## WHAT YOU WILL DO
Since only the text is wanted, print every entry below exactly and omit the images.

[Page and application data records]
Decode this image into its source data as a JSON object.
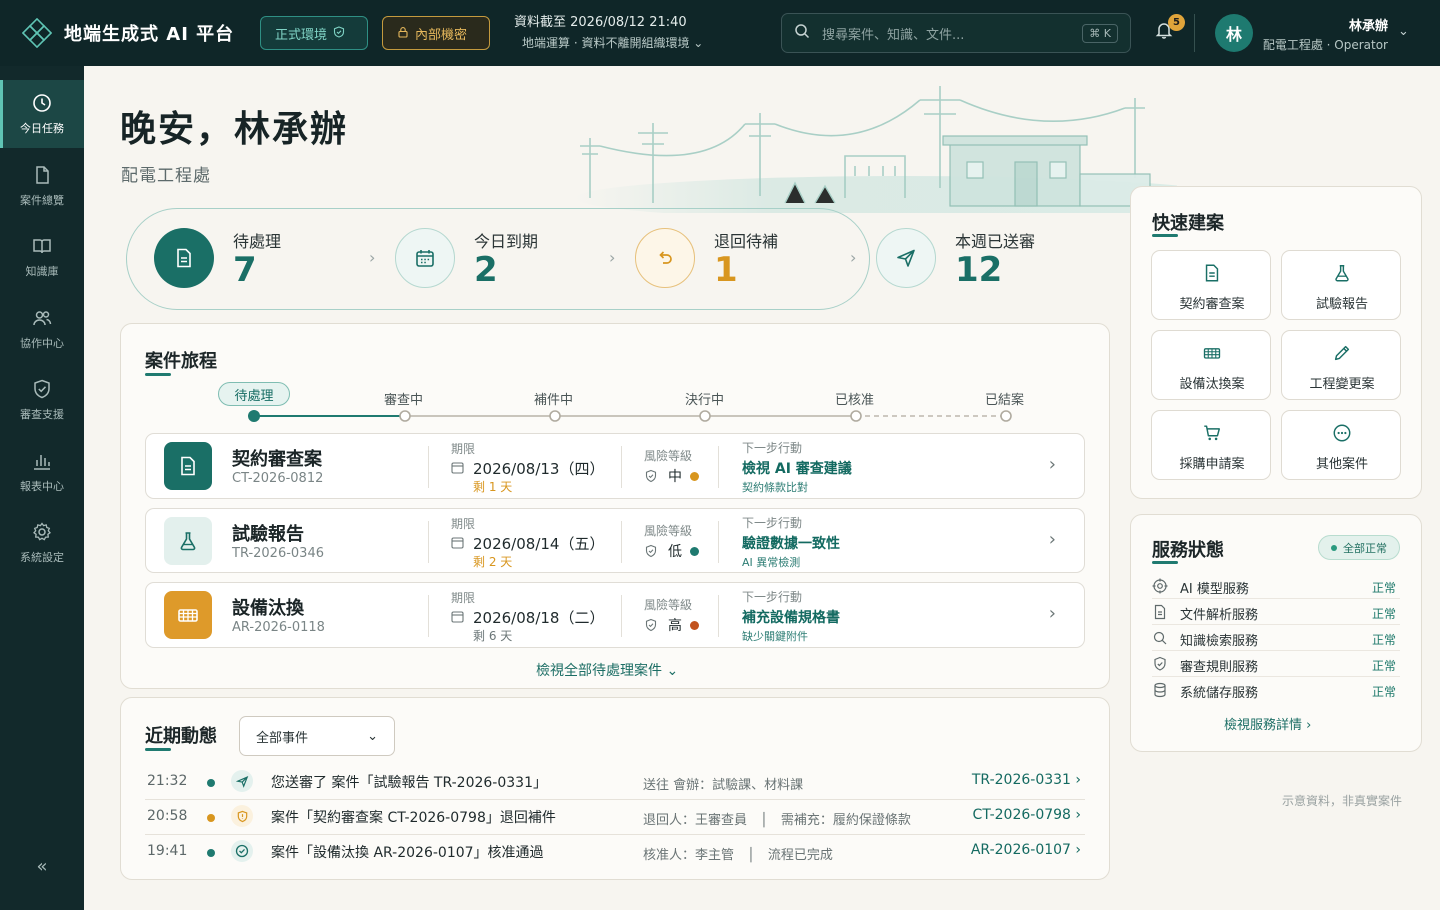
{
  "app": {
    "name": "地端生成式 AI 平台"
  },
  "env": {
    "prod": "正式環境",
    "confidential": "內部機密"
  },
  "data_info": {
    "line1": "資料截至 2026/08/12 21:40",
    "line2": "地端運算 · 資料不離開組織環境"
  },
  "search": {
    "placeholder": "搜尋案件、知識、文件...",
    "shortcut": "⌘ K"
  },
  "notifications": {
    "count": "5"
  },
  "user": {
    "avatar": "林",
    "name": "林承辦",
    "role": "配電工程處 · Operator"
  },
  "sidebar": {
    "items": [
      {
        "label": "今日任務",
        "icon": "clock-icon",
        "active": true
      },
      {
        "label": "案件總覽",
        "icon": "file-icon"
      },
      {
        "label": "知識庫",
        "icon": "book-icon"
      },
      {
        "label": "協作中心",
        "icon": "users-icon"
      },
      {
        "label": "審查支援",
        "icon": "shield-check-icon"
      },
      {
        "label": "報表中心",
        "icon": "bar-chart-icon"
      },
      {
        "label": "系統設定",
        "icon": "gear-icon"
      }
    ],
    "collapse": "«"
  },
  "greeting": {
    "title": "晚安，林承辦",
    "dept": "配電工程處"
  },
  "stats": [
    {
      "label": "待處理",
      "value": "7",
      "icon": "document-icon"
    },
    {
      "label": "今日到期",
      "value": "2",
      "icon": "calendar-icon"
    },
    {
      "label": "退回待補",
      "value": "1",
      "icon": "undo-icon"
    },
    {
      "label": "本週已送審",
      "value": "12",
      "icon": "send-icon"
    }
  ],
  "journey": {
    "title": "案件旅程",
    "stages": [
      "待處理",
      "審查中",
      "補件中",
      "決行中",
      "已核准",
      "已結案"
    ],
    "cases": [
      {
        "name": "契約審查案",
        "id": "CT-2026-0812",
        "due_label": "期限",
        "due": "2026/08/13（四）",
        "remain": "剩 1 天",
        "risk_label": "風險等級",
        "risk": "中",
        "risk_color": "#d8961f",
        "next_label": "下一步行動",
        "next": "檢視 AI 審查建議",
        "next_sub": "契約條款比對",
        "icon": "document-icon"
      },
      {
        "name": "試驗報告",
        "id": "TR-2026-0346",
        "due_label": "期限",
        "due": "2026/08/14（五）",
        "remain": "剩 2 天",
        "risk_label": "風險等級",
        "risk": "低",
        "risk_color": "#1f7a70",
        "next_label": "下一步行動",
        "next": "驗證數據一致性",
        "next_sub": "AI 異常檢測",
        "icon": "flask-icon"
      },
      {
        "name": "設備汰換",
        "id": "AR-2026-0118",
        "due_label": "期限",
        "due": "2026/08/18（二）",
        "remain": "剩 6 天",
        "risk_label": "風險等級",
        "risk": "高",
        "risk_color": "#c2531f",
        "next_label": "下一步行動",
        "next": "補充設備規格書",
        "next_sub": "缺少關鍵附件",
        "icon": "equipment-icon"
      }
    ],
    "view_all": "檢視全部待處理案件 ⌄"
  },
  "activity": {
    "title": "近期動態",
    "filter": "全部事件",
    "rows": [
      {
        "time": "21:32",
        "dot": "#1f7a70",
        "icon": "send-icon",
        "text": "您送審了 案件「試驗報告 TR-2026-0331」",
        "meta": "送往 會辦：試驗課、材料課",
        "link": "TR-2026-0331 ›"
      },
      {
        "time": "20:58",
        "dot": "#d8961f",
        "icon": "shield-alert-icon",
        "text": "案件「契約審查案 CT-2026-0798」退回補件",
        "meta": "退回人：王審查員　│　需補充：履約保證條款",
        "link": "CT-2026-0798 ›"
      },
      {
        "time": "19:41",
        "dot": "#1f7a70",
        "icon": "check-circle-icon",
        "text": "案件「設備汰換 AR-2026-0107」核准通過",
        "meta": "核准人：李主管　│　流程已完成",
        "link": "AR-2026-0107 ›"
      }
    ]
  },
  "quick_create": {
    "title": "快速建案",
    "tiles": [
      {
        "label": "契約審查案",
        "icon": "document-icon"
      },
      {
        "label": "試驗報告",
        "icon": "flask-icon"
      },
      {
        "label": "設備汰換案",
        "icon": "equipment-icon"
      },
      {
        "label": "工程變更案",
        "icon": "pencil-icon"
      },
      {
        "label": "採購申請案",
        "icon": "cart-icon"
      },
      {
        "label": "其他案件",
        "icon": "more-icon"
      }
    ]
  },
  "services": {
    "title": "服務狀態",
    "overall": "全部正常",
    "items": [
      {
        "name": "AI 模型服務",
        "status": "正常",
        "icon": "target-icon"
      },
      {
        "name": "文件解析服務",
        "status": "正常",
        "icon": "document-icon"
      },
      {
        "name": "知識檢索服務",
        "status": "正常",
        "icon": "search-icon"
      },
      {
        "name": "審查規則服務",
        "status": "正常",
        "icon": "shield-check-icon"
      },
      {
        "name": "系統儲存服務",
        "status": "正常",
        "icon": "database-icon"
      }
    ],
    "more": "檢視服務詳情 ›"
  },
  "footnote": "示意資料，非真實案件",
  "colors": {
    "accent": "#1f7a70",
    "warning": "#d8961f",
    "danger": "#c2531f",
    "topbar": "#0f2628"
  }
}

## COMPLETED EXERCISE
Decode this image into its source data as a JSON object.
{
  "app": {
    "name": "地端生成式 AI 平台"
  },
  "env": {
    "prod": "正式環境",
    "confidential": "內部機密"
  },
  "data_info": {
    "line1": "資料截至 2026/08/12 21:40",
    "line2": "地端運算 · 資料不離開組織環境"
  },
  "search": {
    "placeholder": "搜尋案件、知識、文件...",
    "shortcut": "⌘ K"
  },
  "notifications": {
    "count": "5"
  },
  "user": {
    "avatar": "林",
    "name": "林承辦",
    "role": "配電工程處 · Operator"
  },
  "sidebar": {
    "items": [
      {
        "label": "今日任務",
        "icon": "clock-icon",
        "active": true
      },
      {
        "label": "案件總覽",
        "icon": "file-icon"
      },
      {
        "label": "知識庫",
        "icon": "book-icon"
      },
      {
        "label": "協作中心",
        "icon": "users-icon"
      },
      {
        "label": "審查支援",
        "icon": "shield-check-icon"
      },
      {
        "label": "報表中心",
        "icon": "bar-chart-icon"
      },
      {
        "label": "系統設定",
        "icon": "gear-icon"
      }
    ],
    "collapse": "«"
  },
  "greeting": {
    "title": "晚安，林承辦",
    "dept": "配電工程處"
  },
  "stats": [
    {
      "label": "待處理",
      "value": "7",
      "icon": "document-icon"
    },
    {
      "label": "今日到期",
      "value": "2",
      "icon": "calendar-icon"
    },
    {
      "label": "退回待補",
      "value": "1",
      "icon": "undo-icon"
    },
    {
      "label": "本週已送審",
      "value": "12",
      "icon": "send-icon"
    }
  ],
  "journey": {
    "title": "案件旅程",
    "stages": [
      "待處理",
      "審查中",
      "補件中",
      "決行中",
      "已核准",
      "已結案"
    ],
    "cases": [
      {
        "name": "契約審查案",
        "id": "CT-2026-0812",
        "due_label": "期限",
        "due": "2026/08/13（四）",
        "remain": "剩 1 天",
        "risk_label": "風險等級",
        "risk": "中",
        "risk_color": "#d8961f",
        "next_label": "下一步行動",
        "next": "檢視 AI 審查建議",
        "next_sub": "契約條款比對",
        "icon": "document-icon"
      },
      {
        "name": "試驗報告",
        "id": "TR-2026-0346",
        "due_label": "期限",
        "due": "2026/08/14（五）",
        "remain": "剩 2 天",
        "risk_label": "風險等級",
        "risk": "低",
        "risk_color": "#1f7a70",
        "next_label": "下一步行動",
        "next": "驗證數據一致性",
        "next_sub": "AI 異常檢測",
        "icon": "flask-icon"
      },
      {
        "name": "設備汰換",
        "id": "AR-2026-0118",
        "due_label": "期限",
        "due": "2026/08/18（二）",
        "remain": "剩 6 天",
        "risk_label": "風險等級",
        "risk": "高",
        "risk_color": "#c2531f",
        "next_label": "下一步行動",
        "next": "補充設備規格書",
        "next_sub": "缺少關鍵附件",
        "icon": "equipment-icon"
      }
    ],
    "view_all": "檢視全部待處理案件 ⌄"
  },
  "activity": {
    "title": "近期動態",
    "filter": "全部事件",
    "rows": [
      {
        "time": "21:32",
        "dot": "#1f7a70",
        "icon": "send-icon",
        "text": "您送審了 案件「試驗報告 TR-2026-0331」",
        "meta": "送往 會辦：試驗課、材料課",
        "link": "TR-2026-0331 ›"
      },
      {
        "time": "20:58",
        "dot": "#d8961f",
        "icon": "shield-alert-icon",
        "text": "案件「契約審查案 CT-2026-0798」退回補件",
        "meta": "退回人：王審查員　│　需補充：履約保證條款",
        "link": "CT-2026-0798 ›"
      },
      {
        "time": "19:41",
        "dot": "#1f7a70",
        "icon": "check-circle-icon",
        "text": "案件「設備汰換 AR-2026-0107」核准通過",
        "meta": "核准人：李主管　│　流程已完成",
        "link": "AR-2026-0107 ›"
      }
    ]
  },
  "quick_create": {
    "title": "快速建案",
    "tiles": [
      {
        "label": "契約審查案",
        "icon": "document-icon"
      },
      {
        "label": "試驗報告",
        "icon": "flask-icon"
      },
      {
        "label": "設備汰換案",
        "icon": "equipment-icon"
      },
      {
        "label": "工程變更案",
        "icon": "pencil-icon"
      },
      {
        "label": "採購申請案",
        "icon": "cart-icon"
      },
      {
        "label": "其他案件",
        "icon": "more-icon"
      }
    ]
  },
  "services": {
    "title": "服務狀態",
    "overall": "全部正常",
    "items": [
      {
        "name": "AI 模型服務",
        "status": "正常",
        "icon": "target-icon"
      },
      {
        "name": "文件解析服務",
        "status": "正常",
        "icon": "document-icon"
      },
      {
        "name": "知識檢索服務",
        "status": "正常",
        "icon": "search-icon"
      },
      {
        "name": "審查規則服務",
        "status": "正常",
        "icon": "shield-check-icon"
      },
      {
        "name": "系統儲存服務",
        "status": "正常",
        "icon": "database-icon"
      }
    ],
    "more": "檢視服務詳情 ›"
  },
  "footnote": "示意資料，非真實案件",
  "colors": {
    "accent": "#1f7a70",
    "warning": "#d8961f",
    "danger": "#c2531f",
    "topbar": "#0f2628"
  }
}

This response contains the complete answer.